For those new to this discussion, let's be sure we don't confuse manganese and magnesium. We discussed magnesium in another thread recently. Despite their similar-sounding names, they are very different minerals. Magnesium, the most abundant divalent cation in the human body, is a major essential mineral, while manganese is a trace mineral, required only in small amounts.
Considerations on the role of manganese in glaucoma are primarily linked to mitochondrial health. Mitochondrial dysfunction or compromise is potentially one of the most significant aspects of glaucoma pathology.
Manganese is a trace element critical for cellular processes, particularly in the mitochondria. It's a required cofactor for the mitochondrial version of superoxide dismutase (MnSOD or SOD2), an antioxidant enzyme within the mitochondrial matrix.
MnSOD has a crucial role in cellular antioxidant defense, converting superoxide radicals, a byproduct of oxidative phosphorylation, into less reactive molecules like hydrogen peroxide (H2O2) and molecular oxygen (O2). By doing so, it prevents oxidative stress, a condition that could lead to cellular damage and contribute to glaucoma's pathology. The lethal nature of MnSOD knockout in mice highlights this function's importance.
Furthermore, MnSOD is suggested to regulate mitochondrial function and signaling, thus impacting processes like apoptosis and cellular growth regulation. Therefore, manganese, through its role as a cofactor for MnSOD, is integral to mitochondrial health and function.
However, it's crucial to regulate manganese homeostasis, as both its deficiency and excess can lead to pathological conditions. This perspective is supported by contrasting findings in the following study:
Influence of Trace Elements on Neurodegenerative Diseases of The Eye—The Glaucoma Model - PMC
NOTE: PEX is an acronym for pseudoexfoliation (PEX) syndrome and PEG is an acronym for pseudoexfoliation glaucoma (PEG).
Ceylan et al. found that manganese concentration was significantly increased in patients with PEX . The authors suggested that [higher] Mn levels had a strong association with PEX and that the increased levels of serum Mn may have a possible role in the pathobiology of PEX. When the three groups (PEX, PEG, and control) were analyzed together, Mn concentration was significantly different.
On the other hand, as reported by Lin et al., blood manganese level was negatively associated with glaucoma diagnosis in a population-based study on 2680 South Korean individuals . These findings suggest that a low blood manganese level could be associated with greater susceptibility to glaucoma. This element may have some, as yet undetermined, relationship with the occurrence of this disease.
The reference 124 refers to the following article:

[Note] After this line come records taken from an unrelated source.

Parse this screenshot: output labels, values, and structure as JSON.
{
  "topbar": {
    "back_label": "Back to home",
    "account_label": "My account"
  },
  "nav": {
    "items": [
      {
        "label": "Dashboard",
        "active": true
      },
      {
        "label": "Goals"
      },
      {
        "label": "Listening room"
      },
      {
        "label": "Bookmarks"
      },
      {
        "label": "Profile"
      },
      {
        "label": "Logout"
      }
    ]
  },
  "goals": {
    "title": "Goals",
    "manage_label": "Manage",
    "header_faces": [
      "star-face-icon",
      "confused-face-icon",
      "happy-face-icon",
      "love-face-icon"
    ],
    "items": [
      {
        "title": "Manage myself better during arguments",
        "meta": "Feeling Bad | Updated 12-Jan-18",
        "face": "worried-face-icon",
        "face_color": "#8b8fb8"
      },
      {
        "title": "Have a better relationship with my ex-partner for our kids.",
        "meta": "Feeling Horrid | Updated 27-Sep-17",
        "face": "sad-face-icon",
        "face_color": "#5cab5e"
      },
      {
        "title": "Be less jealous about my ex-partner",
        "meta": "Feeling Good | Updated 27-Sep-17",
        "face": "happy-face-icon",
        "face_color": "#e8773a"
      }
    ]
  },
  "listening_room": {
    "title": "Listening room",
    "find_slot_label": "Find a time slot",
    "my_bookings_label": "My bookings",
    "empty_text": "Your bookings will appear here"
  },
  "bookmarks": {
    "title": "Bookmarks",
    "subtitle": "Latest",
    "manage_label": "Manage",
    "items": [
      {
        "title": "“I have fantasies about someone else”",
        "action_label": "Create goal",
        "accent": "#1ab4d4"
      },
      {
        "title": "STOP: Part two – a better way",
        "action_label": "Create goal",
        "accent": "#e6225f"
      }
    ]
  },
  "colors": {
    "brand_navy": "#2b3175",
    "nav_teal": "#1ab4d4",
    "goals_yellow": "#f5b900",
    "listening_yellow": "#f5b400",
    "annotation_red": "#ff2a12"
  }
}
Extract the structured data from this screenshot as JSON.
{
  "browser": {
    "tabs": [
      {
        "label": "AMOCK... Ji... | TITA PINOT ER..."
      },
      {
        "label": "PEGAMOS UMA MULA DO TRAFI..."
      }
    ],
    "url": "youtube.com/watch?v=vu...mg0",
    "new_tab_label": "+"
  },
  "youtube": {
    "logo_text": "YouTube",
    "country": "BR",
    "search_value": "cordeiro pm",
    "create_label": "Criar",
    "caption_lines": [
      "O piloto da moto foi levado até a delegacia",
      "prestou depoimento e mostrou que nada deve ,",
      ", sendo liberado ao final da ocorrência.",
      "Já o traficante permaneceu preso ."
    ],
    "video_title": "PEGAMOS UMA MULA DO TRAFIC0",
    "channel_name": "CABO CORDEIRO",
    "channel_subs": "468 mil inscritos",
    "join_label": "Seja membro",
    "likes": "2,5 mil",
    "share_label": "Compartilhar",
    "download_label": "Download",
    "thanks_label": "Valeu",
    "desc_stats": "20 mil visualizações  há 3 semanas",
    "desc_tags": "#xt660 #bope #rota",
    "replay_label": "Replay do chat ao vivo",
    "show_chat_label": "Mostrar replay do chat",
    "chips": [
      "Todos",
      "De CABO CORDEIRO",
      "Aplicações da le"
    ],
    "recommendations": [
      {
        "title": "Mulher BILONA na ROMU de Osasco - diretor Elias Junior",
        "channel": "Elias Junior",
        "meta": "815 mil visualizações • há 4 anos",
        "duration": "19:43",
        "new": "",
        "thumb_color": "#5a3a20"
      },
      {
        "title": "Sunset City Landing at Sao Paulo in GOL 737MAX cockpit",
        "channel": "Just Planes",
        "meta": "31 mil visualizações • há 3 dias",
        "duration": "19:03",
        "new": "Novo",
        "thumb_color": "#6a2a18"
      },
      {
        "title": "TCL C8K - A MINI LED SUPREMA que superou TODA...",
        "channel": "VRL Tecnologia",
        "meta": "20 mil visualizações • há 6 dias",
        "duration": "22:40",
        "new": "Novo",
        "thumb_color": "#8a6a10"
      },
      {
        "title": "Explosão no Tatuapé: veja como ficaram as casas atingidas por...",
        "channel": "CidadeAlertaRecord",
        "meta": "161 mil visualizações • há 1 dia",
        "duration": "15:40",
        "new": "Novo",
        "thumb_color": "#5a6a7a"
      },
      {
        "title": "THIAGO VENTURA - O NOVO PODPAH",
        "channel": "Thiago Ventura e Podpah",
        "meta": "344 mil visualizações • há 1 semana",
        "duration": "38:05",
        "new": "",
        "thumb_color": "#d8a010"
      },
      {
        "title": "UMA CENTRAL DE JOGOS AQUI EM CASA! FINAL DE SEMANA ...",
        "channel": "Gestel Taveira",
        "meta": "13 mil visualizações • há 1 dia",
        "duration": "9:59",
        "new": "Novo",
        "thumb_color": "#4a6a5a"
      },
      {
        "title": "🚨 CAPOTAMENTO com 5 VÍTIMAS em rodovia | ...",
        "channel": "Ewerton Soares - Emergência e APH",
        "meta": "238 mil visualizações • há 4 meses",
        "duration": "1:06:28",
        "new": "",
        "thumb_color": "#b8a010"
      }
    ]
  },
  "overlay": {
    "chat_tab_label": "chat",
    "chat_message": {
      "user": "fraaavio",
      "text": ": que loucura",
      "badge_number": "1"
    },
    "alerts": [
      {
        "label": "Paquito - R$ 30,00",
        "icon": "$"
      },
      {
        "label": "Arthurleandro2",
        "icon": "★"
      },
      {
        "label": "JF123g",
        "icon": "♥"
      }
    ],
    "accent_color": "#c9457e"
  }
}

Influence of Trace Elements on Neurodegenerative Diseases of The Eye—The Glaucoma Model - PMC (nih.gov)
in the Korean study, measurements of blood manganese, mercury, lead, and cadmium and urinary Arsenic to investigate associations between body levels of trace metals and the prevalence of glaucoma in a cross-sectional population-based study.
Conclusions and Relevance These findings in a cross-sectional study of the South Korean population suggest that a lower blood manganese level and a higher blood mercury level are associated with greater odds of glaucoma. For more confidence that trace metals may have a role in the pathogenesis of glaucoma, prospective studies would need to confirm that the presence of such trace metals increases the chance of developing glaucoma.
Summary & Take-away
The role of manganese in glaucoma is a complex topic, with both low and high levels being associated with the disease, depending on the study. Manganese's critical role in mitochondrial health, primarily through its function as a cofactor for MnSOD, is well-documented. However, research presents conflicting evidence regarding the association of manganese levels with glaucoma. As such, it would be premature and potentially unsafe to recommend manganese supplementation for those with glaucoma without a thorough understanding of an individual's nutritional status and medical condition, and without further conclusive evidence from large-scale, prospective studies. As always, such decisions should be made in consultation with a healthcare provider.